I wouldn’t recommend giving four months’ notice for a job. This has been like pulling a bandaid off veeeeerrrry slowly, as I didn’t want to leave. I loved my job. My quest for a flexible work environment has led me back to being home-based – within the confines of our condo, nobody cares what days of the week I work, just as long as I get the work done. So it is back to the freelancing life for me.
Resigning when you don’t want to is a weird thing. I didn’t get fired nor did I resign because I was unhappy with my job and heading to another position. Instead I left based on a tale of woe – the end result was a sad Sue.
I hope I left well, as the leaving really is the hardest part. All last week there were celebrations: a managers’ breakfast, a roundtable where folks shared what they had learned working with me – interesting, a common theme was how the managers now approach family ‘complaints’ – reframing complaints as constructive feedback to improve the quality of care and service – that pleased me.
Later in the week, I was treated to lunch at my favourite restaurant and on my last day, I hosted cake and coffee in my office, was gifted a huge bouquet of autumn flowers, and very specially – received a beautiful painting from the nursing unit of children’s hands done by the young patients there. I felt very loved.
A very diverse group of folks popped in and out of my office on Friday for a hug and piece of cake: administrative support staff, booking clerks, therapists, managers and physicians. My best hug was in the hall from one of the kindest, wittiest person I know – David, the gentleman who is the maintenance man at the hospital. This variety of staff validated my approach at work, and in life. Everybody matters. Everybody influences the patient and family experience in a hospital. Every single person working in a health setting should be considered a health professional – not just the clinicians – and deserves to be treated with the same respect and dignity that we ask for as patients and families. That love needs to be spread everywhere, all the time, to change the culture in a hospital.

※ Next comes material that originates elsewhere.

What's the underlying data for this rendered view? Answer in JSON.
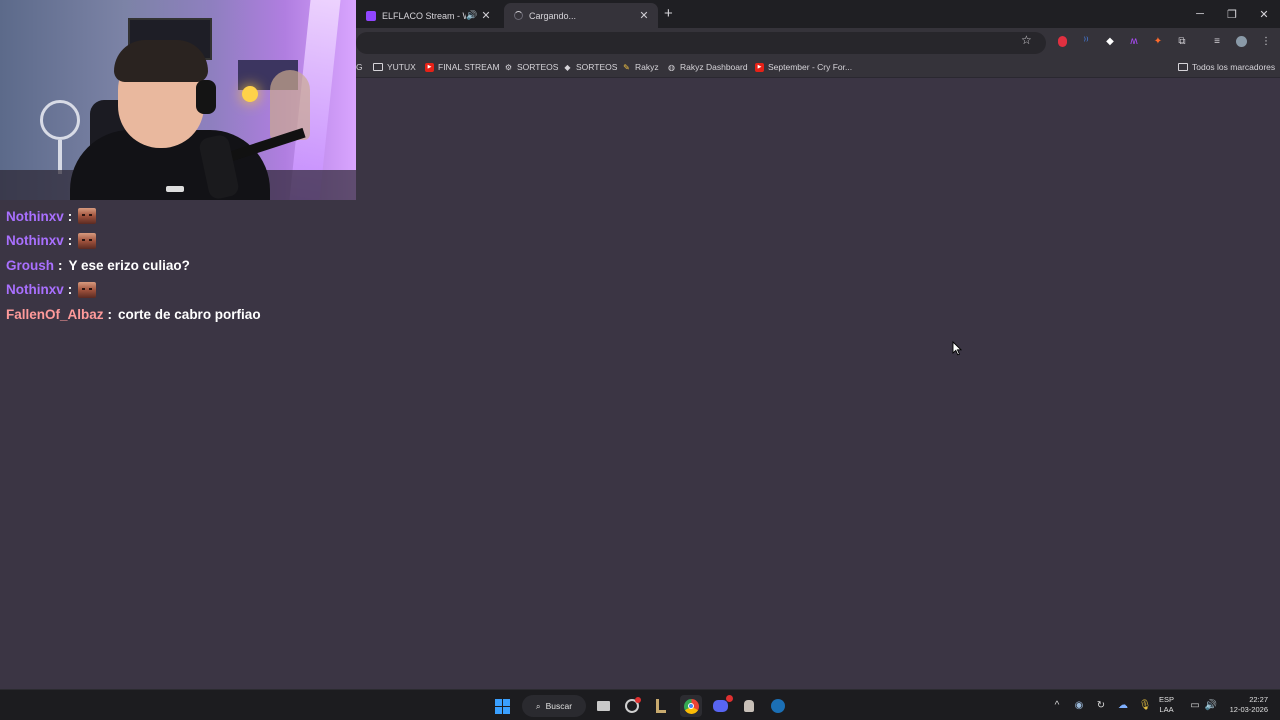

Thank you to my Sunny Hill friends for the beautiful send off. Thank you to those in my online community who have expressed care and concern for me and our son over the past four months. We will be fine. Having me be home-based and more available for him has helped so far. I’m resourceful – picking up writing, consulting and speaking gigs as I go along. I’ll miss belonging to an organization, a steady paycheque (!) and the built in social connections that go along with that. Being a freelancer offers lots of freedom, but it can offer up loneliness, too. I learned so much about staff engagement at Sunny Hill, lessons that I will keep close to my heart as I move on. As I like to say, patient and family engagement and storytelling is my life’s work, whether I do it inside a hospital or not. I am proud of the family engagement work that’s been done at Sunny Hill over the last year and a half, and I know that the new Advisor will be in good hands.
Most importantly, it was an honour to have been invited to catch a glimpse into the complicated, beautiful lives of families who have children who are served by this pediatric rehab centre. May they continue to find the strength to use their voices and to share their stories to make the world of health care a better place, and may all the health professionals at Sunny Hill continue to create opportunities for the listening.